Ms. Morath's photographs — posed shots, candids, celebrities, passersby, environments, interiors — appeared in a wide variety of international newspapers, magazines and publications over the years. She took a memorable shot of Miller and his then-wife Marilyn Monroe in 1960, The Times reported. Ms. Morath and Miller were married two years later.
According to the Magnum Photos website, Ms. Morath was born in Graz, Austria. Her parents were scientists and took her on their many European assignments. After studying languages in Berlin, she became a translator, then a journalist and the Austrian editor for Heute, an Information Service Branch publication based in Munich.
The photographer was a lifelong diary writer and letter writer. She wrote articles, as well, and became an editor at the Magnum Agency.

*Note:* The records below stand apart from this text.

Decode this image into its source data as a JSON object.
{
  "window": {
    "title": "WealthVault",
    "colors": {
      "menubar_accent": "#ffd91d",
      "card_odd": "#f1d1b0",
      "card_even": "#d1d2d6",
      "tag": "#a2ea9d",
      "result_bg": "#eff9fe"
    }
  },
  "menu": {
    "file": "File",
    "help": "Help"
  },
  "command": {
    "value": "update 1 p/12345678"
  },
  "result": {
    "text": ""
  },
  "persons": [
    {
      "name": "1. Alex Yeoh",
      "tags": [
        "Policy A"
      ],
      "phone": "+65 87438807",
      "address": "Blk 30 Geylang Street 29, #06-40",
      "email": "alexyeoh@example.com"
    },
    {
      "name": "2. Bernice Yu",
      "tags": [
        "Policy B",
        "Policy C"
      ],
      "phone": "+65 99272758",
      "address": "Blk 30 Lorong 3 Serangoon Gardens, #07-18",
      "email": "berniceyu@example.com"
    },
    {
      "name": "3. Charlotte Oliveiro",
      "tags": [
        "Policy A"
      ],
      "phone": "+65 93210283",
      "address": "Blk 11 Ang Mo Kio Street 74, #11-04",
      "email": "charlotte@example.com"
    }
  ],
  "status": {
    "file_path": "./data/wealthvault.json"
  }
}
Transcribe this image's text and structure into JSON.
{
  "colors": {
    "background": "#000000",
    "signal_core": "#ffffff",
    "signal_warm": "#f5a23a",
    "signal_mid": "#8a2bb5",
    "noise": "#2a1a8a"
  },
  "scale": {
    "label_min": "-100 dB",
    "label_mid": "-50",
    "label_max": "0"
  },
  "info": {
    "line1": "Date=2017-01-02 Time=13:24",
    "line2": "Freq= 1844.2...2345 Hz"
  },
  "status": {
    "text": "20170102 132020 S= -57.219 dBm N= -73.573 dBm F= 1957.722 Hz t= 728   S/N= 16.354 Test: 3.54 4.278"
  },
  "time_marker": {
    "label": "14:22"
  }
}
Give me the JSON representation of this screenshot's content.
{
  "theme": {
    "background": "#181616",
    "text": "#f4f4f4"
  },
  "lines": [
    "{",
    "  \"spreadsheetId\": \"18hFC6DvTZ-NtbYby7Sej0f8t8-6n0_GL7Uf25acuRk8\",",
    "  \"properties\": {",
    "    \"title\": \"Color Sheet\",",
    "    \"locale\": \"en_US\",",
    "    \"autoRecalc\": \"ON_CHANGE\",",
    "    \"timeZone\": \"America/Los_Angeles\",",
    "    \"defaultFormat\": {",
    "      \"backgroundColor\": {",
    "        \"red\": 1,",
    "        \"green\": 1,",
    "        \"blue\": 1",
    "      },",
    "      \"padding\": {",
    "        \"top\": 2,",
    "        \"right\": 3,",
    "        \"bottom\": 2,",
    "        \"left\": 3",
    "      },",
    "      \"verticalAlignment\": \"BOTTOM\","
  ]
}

She began photographing in London in 1951, and assisted Henri Cartier-Bresson as a researcher in 1953-54.
A world traveler, she was especially interested in the arts and world cultures. After her marriage to Miller, she settled in New York and Connecticut. She spoke Chinese and made a number of trips to China, where she photographed an array of subjects. Her photographs appear in the nonfiction account of the Chinese debut of Miller's play, Death of a Salesman, "Salesman in Beijing" (1984). Her selected published works include "Bring Forth the Children" (1960), "In Russia" (1969), "Inge Morath" (1975) "Country Life" (1977), "Chinese Encounters" (1979), "Portraits" (1986), "Russian Journal" (1991), "Inge Morath: Portraits" (1999), "Inge Morath: My Life as a Photographer" (1999). Miller survives his wife, as does Miller and Ms. Morath's daughter, Rebecca, and grandson.
A site called www.ingemorath.net is currently under construction.
— By Kenneth Jones